Currently the program is on its 10th international trip, which is a 12-day event in China with stops in Beijing, Shanghai, and Hong Kong, where the ICEF club will play in the Hong Kong Sevens tournament as well as with and against the program Krohn started at the French International School.
Earlier this year they participated in a tournament in Las Vegas, and they've also gone to Africa and England to compete. Later this week, they will head to China for a 12-day event in which they’ll visit Beijing, Shanghai, and Hong Kong, where the ICEF club will play with and against the program Krohn started at the French International School.
However, not just anyone can go. Obviously, you have to be skilled in the sport.
Students’ grades must be in order, fundraising is expected, and they are also required to write an essay touching the topic: How will I benefit from this trip?
In essence, rugby has become a tool for this group of inner city youth. Doors have opened that previously were not thought about by the students because of the sport.
“They grow because this is new and at the beginning it’s very foreign,” said the CEO of ICEF public schools, Parker Hudnut. “Particularly for those lucky enough to go on these international trips, it’s exposing the world to them.”
Johnson’s life was changed when the Dartmouth women’s rugby team came to host a clinic while she was in high school. She was hooked.
“I was a 10th grader and I was like ‘I’m going to go to Dartmouth,’” Johnson recalled. “I definitely didn’t look at Dartmouth until the rugby aspect.”
Krohn’s idea has not come without some strain. There was a lot of pushback when he decided he wanted to bring rugby to South Los Angeles.
“It’s hard to believe it’s going to come to fruition, but this was the plan, to spread rugby in an inner city area,” he said. “Whenever you try to go outside of the box, you’ve always got push.
“It was actually about getting the right people, people that are tough, like Taylor, so it was actually the girls, really, (who) got it going at first. The boys played but the girls were more ready to go outside of the box, where the boys were like ‘We play football. We play basketball. We don’t play rugby,’ and they just watched and then they seen how cool it was getting and once we started traveling. The star of the football team actually came from rugby and then he became the star of the football team and they were like ‘Hey!’”
The pushback hasn’t completely subsided. You don’t hear young African Americans growing up saying they want to be professional rugby players. The NFL or NBA are usually the choice. Those that have taking a stand for rugby and announced their love for it are looked at in a different light. It’s not a popular choice.
“(My relatives and friends) want me to be a football player more than rugby but it’s my life and I get to choose what I want,” said Trotter, who also plays football and runs track at View Park, an ICEF-member school. “Rugby is what opened my heart more and wanted to make me strive for more.”

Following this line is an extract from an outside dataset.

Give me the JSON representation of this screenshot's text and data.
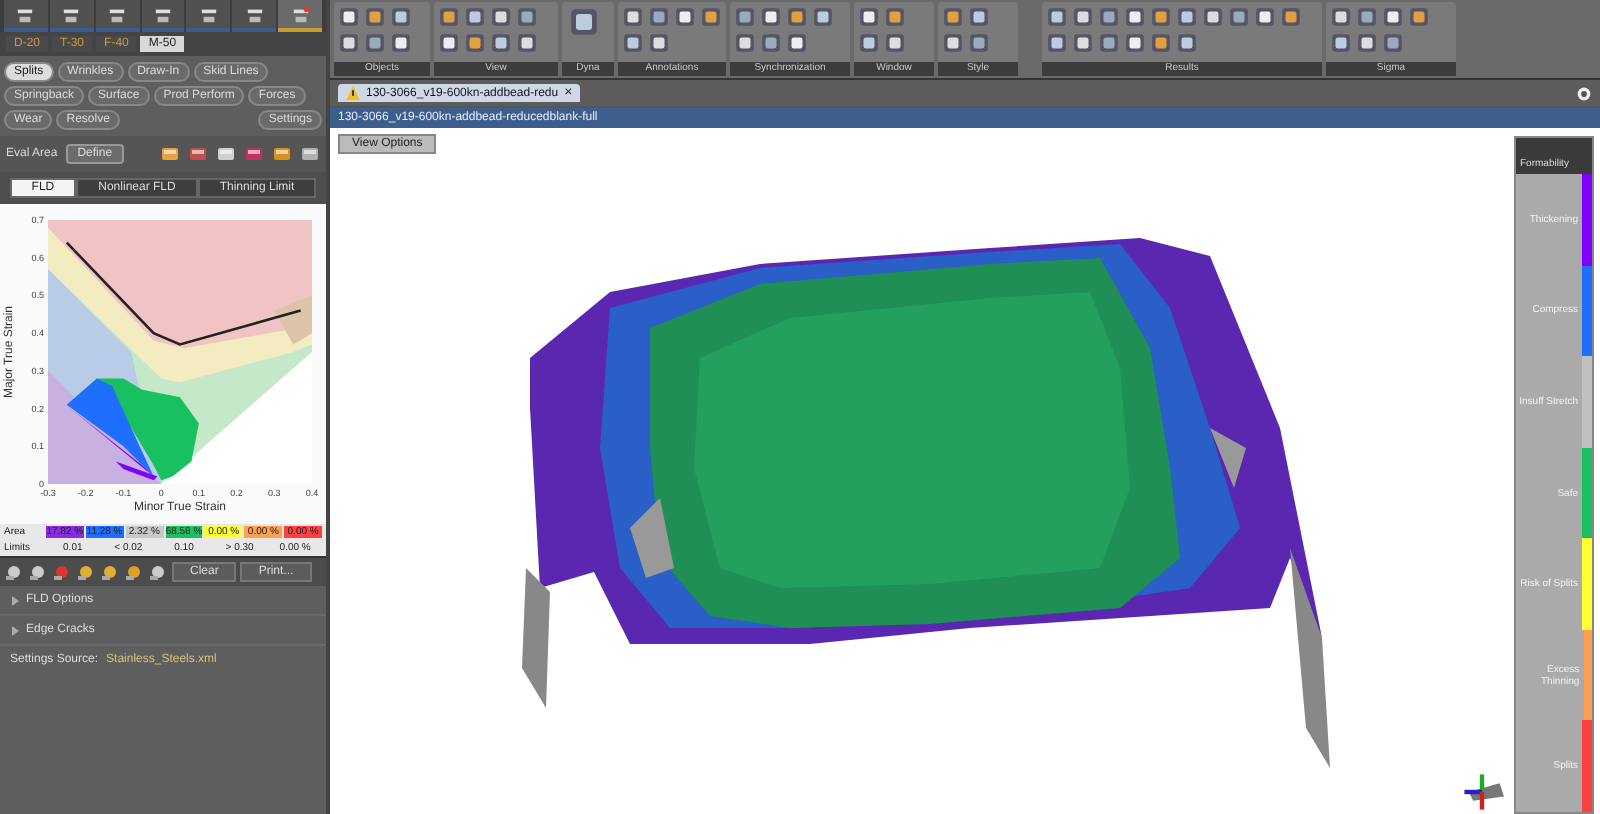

Trotter intends to attend college at either UCLA or UC Santa Barbara and play rugby.
Krohn believes some of his current players will have a shot at the 2016 Olympics with rugby being reinstated for the Rio de Janeiro Games, including 14-year-old phenom Nia Tolliver.
Tolliver, who plays at View Point Prep High, is a rugby prodigy according to her coach, who says her aggression makes her a perfect fit in the sport.

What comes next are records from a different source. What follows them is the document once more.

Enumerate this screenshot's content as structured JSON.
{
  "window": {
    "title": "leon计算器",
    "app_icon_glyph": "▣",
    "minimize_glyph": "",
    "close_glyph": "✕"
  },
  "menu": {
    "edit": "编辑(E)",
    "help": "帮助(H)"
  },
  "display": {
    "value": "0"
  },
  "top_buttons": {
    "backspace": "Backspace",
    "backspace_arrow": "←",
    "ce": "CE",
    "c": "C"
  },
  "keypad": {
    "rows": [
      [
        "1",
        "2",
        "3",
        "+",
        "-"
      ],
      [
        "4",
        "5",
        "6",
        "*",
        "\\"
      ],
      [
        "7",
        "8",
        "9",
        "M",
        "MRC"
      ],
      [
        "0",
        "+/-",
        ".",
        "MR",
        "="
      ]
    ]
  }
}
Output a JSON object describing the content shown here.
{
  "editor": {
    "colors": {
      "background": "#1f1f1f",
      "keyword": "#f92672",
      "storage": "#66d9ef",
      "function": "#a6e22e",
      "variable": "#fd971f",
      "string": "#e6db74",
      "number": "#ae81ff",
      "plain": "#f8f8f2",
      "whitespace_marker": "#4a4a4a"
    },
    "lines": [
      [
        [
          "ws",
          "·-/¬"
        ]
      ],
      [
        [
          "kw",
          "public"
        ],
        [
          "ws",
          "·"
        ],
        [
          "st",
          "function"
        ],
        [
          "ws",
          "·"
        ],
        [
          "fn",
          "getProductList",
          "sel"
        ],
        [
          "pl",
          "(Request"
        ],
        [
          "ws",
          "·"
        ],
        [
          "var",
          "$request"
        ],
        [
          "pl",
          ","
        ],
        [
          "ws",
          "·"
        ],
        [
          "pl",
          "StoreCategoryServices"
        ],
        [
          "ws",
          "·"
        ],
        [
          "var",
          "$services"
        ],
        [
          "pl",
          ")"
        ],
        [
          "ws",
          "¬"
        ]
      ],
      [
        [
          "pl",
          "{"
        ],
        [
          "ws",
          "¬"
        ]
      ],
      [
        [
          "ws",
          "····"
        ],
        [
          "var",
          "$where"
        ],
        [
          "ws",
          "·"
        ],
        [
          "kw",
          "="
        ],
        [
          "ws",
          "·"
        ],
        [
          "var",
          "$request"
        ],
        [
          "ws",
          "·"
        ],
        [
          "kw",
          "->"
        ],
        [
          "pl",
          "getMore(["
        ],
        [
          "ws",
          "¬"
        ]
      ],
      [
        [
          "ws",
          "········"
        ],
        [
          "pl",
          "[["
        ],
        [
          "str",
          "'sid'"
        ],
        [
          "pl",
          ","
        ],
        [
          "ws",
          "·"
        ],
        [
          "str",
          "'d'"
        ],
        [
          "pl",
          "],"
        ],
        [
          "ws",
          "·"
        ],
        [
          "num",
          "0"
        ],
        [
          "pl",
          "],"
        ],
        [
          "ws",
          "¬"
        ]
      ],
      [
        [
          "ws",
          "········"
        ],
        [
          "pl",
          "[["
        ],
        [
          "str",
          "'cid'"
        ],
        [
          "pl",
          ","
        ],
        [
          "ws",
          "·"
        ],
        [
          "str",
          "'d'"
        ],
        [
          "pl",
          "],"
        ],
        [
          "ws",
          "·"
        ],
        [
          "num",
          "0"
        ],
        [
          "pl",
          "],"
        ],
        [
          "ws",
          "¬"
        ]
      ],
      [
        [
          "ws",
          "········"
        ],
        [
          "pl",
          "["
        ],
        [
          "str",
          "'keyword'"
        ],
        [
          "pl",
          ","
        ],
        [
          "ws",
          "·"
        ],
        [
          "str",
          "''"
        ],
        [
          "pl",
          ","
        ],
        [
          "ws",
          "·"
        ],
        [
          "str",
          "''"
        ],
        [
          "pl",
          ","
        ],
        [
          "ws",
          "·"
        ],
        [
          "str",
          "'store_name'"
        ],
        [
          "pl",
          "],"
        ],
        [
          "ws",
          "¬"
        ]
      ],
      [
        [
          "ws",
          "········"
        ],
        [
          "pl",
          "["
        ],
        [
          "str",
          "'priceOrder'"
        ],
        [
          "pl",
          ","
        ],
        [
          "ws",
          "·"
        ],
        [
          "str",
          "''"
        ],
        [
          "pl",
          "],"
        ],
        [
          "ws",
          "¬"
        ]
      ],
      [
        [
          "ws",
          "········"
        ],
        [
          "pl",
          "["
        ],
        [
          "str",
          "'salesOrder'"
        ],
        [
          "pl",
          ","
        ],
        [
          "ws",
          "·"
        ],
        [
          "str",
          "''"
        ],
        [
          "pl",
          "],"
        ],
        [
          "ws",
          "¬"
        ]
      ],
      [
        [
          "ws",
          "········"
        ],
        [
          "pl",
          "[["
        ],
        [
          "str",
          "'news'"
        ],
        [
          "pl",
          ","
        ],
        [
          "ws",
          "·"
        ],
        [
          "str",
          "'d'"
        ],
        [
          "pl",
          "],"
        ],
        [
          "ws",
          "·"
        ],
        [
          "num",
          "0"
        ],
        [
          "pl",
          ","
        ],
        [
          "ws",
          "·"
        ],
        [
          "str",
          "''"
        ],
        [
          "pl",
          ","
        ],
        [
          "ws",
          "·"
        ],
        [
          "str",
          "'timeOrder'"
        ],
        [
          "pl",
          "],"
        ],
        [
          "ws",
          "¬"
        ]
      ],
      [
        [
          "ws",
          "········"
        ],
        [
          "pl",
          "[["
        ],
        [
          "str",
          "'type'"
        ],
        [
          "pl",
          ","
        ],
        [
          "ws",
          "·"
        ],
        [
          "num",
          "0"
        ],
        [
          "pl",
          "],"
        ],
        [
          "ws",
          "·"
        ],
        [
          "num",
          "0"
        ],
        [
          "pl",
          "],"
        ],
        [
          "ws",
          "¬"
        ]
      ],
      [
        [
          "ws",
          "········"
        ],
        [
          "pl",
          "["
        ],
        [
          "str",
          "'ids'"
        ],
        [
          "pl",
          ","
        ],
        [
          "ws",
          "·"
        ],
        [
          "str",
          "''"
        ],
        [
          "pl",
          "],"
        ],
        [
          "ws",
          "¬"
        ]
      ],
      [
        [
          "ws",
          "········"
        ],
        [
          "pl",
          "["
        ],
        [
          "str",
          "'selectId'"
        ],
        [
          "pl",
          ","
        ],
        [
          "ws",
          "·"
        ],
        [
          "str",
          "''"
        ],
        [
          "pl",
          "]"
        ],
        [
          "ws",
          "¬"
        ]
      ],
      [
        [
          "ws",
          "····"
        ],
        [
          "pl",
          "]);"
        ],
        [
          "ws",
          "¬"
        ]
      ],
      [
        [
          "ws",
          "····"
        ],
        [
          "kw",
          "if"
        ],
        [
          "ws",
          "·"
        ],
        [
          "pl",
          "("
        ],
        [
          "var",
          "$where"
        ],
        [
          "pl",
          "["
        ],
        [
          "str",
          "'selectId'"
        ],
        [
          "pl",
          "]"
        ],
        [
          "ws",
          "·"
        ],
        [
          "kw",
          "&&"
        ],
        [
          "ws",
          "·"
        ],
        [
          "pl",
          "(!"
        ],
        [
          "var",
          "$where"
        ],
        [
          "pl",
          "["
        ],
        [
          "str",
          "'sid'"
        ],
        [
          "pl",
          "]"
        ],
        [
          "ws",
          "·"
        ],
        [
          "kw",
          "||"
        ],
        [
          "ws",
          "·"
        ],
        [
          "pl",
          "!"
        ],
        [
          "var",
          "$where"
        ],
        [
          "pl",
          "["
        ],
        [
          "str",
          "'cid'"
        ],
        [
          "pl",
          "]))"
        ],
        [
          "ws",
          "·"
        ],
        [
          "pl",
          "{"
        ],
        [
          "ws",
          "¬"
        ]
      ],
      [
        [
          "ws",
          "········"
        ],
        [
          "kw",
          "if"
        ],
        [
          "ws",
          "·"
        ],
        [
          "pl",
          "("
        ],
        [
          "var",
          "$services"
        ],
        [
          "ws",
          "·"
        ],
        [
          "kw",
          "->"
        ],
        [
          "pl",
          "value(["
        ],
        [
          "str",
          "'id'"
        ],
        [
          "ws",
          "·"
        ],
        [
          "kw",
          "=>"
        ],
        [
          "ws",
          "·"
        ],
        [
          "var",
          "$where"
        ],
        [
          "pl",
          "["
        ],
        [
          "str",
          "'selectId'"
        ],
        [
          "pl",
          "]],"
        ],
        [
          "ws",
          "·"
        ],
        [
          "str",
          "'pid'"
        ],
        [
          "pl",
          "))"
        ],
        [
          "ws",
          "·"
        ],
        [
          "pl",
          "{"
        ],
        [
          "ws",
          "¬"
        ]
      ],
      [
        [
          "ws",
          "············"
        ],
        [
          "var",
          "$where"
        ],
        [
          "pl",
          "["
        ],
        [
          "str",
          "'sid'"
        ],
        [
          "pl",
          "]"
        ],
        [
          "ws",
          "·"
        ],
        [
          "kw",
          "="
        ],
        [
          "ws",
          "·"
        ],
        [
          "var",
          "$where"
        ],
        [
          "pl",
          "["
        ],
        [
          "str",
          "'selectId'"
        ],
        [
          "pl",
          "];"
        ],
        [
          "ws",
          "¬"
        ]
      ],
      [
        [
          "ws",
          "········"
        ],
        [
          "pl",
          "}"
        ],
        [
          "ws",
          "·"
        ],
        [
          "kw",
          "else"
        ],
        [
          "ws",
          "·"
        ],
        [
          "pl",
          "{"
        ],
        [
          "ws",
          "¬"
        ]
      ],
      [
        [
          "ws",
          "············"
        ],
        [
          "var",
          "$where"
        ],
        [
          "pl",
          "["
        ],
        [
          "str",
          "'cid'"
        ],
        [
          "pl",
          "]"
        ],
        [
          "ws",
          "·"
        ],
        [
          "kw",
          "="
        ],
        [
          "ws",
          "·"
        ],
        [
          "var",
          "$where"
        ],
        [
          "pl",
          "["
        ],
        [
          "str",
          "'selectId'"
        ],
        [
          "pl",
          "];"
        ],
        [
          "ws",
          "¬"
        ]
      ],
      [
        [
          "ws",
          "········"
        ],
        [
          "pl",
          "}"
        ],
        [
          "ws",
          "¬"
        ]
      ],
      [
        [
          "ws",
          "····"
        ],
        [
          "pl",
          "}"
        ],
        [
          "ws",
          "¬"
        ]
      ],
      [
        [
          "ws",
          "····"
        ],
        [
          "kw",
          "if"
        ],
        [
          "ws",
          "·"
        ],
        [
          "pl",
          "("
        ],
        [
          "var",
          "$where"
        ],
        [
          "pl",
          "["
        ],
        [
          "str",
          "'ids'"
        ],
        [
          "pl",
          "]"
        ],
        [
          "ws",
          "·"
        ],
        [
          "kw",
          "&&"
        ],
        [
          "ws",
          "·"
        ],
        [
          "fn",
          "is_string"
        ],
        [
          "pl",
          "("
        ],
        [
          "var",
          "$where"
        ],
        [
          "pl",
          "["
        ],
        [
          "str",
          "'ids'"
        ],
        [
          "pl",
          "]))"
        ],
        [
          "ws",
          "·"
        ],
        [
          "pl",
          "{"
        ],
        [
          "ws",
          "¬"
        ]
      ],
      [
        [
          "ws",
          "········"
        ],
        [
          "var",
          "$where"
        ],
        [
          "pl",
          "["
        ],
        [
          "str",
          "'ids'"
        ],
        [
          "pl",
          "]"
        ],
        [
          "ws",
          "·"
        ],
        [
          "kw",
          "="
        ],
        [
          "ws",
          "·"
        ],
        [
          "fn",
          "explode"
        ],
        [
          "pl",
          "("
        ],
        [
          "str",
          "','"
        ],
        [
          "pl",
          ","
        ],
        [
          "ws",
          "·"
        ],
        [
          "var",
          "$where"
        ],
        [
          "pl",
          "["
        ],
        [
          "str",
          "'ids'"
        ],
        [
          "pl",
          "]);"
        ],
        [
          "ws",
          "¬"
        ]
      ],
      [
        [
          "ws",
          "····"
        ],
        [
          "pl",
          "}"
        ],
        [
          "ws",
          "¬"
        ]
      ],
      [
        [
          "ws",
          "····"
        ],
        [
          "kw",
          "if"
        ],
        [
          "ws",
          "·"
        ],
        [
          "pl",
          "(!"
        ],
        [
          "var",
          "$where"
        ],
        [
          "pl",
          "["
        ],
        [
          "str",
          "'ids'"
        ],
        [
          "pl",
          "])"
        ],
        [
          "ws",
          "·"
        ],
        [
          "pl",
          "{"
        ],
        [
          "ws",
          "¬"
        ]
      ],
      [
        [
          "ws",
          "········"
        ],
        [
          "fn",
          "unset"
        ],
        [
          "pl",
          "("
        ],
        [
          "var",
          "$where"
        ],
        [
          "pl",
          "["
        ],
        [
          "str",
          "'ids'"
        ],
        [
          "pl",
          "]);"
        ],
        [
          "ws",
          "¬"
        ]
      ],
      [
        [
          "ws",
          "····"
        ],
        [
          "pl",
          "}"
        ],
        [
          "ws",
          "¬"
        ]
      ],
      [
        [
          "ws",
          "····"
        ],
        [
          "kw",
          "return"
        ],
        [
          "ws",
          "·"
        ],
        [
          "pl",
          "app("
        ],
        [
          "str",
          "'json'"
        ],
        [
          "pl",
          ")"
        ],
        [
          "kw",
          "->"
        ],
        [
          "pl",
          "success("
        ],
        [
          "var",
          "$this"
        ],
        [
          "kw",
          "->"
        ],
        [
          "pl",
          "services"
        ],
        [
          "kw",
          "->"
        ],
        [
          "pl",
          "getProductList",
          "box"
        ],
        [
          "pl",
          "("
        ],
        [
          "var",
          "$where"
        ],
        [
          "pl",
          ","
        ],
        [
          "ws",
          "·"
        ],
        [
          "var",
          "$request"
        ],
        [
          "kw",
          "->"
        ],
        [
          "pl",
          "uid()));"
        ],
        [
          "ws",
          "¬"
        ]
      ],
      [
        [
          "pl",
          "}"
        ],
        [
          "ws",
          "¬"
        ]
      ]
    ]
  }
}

"I played basketball but I always fouled out because I'm really a contact person," Tolliver told Intersections South LA. "I'm big."
It's a large goal for some of these athletes like Tolliver, but the ICEF rugby program didn't make it this far without Krohn having big dreams.

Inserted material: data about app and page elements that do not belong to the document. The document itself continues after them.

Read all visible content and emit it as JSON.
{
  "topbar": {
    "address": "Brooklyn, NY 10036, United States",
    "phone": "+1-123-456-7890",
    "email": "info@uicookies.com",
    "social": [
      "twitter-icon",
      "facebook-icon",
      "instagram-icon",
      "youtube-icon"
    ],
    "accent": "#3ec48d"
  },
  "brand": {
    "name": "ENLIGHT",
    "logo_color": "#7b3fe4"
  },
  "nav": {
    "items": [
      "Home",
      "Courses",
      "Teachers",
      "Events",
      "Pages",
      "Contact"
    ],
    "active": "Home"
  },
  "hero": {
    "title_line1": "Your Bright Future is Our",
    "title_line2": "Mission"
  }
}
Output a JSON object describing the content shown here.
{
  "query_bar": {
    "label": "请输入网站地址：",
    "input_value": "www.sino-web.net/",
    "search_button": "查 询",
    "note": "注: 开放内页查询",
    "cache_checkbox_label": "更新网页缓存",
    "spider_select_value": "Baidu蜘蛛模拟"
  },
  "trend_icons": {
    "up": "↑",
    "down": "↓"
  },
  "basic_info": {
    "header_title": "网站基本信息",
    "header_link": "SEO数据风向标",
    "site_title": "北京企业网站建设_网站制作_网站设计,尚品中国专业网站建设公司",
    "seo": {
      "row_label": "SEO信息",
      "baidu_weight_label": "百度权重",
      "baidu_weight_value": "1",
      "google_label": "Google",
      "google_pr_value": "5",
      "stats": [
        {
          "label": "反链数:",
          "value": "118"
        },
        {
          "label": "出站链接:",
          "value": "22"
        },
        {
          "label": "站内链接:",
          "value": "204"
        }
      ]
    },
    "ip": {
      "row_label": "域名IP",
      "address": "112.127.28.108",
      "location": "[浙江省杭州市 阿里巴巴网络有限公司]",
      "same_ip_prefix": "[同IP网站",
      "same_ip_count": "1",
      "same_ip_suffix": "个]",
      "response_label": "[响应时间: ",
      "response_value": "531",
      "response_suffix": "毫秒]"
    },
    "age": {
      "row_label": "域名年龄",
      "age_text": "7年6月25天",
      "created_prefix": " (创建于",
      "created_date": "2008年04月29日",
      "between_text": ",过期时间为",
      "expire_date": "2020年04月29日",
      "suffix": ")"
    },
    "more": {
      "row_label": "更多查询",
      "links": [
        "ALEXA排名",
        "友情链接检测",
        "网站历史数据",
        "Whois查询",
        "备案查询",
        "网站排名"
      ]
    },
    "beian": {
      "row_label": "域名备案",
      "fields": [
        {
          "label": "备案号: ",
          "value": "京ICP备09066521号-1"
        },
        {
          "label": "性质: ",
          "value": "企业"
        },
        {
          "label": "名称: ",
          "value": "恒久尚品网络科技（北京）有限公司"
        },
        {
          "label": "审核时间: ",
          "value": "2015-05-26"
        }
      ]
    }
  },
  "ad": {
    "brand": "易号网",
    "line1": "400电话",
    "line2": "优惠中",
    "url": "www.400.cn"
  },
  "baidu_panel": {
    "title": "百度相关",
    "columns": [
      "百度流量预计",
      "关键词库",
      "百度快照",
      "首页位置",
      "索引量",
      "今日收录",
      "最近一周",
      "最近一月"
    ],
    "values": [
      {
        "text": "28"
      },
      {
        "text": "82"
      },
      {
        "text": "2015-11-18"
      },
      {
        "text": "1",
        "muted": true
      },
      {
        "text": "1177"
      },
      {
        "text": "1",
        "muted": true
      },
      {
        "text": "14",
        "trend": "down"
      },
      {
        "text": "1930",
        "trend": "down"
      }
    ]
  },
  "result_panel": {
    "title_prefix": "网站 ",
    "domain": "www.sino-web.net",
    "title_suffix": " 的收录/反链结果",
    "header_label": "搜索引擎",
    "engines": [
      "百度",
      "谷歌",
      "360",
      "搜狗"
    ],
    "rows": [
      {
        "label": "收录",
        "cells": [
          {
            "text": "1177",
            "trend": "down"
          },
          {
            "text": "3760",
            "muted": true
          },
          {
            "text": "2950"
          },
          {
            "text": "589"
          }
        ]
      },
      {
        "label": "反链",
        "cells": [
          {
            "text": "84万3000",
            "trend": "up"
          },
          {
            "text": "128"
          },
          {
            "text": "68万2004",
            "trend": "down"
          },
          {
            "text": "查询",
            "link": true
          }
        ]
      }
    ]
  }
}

It’s a hot, winter day in South Los Angeles and chances are, yes, inner city youth are playing rugby.
+ SHOW COMMENTS +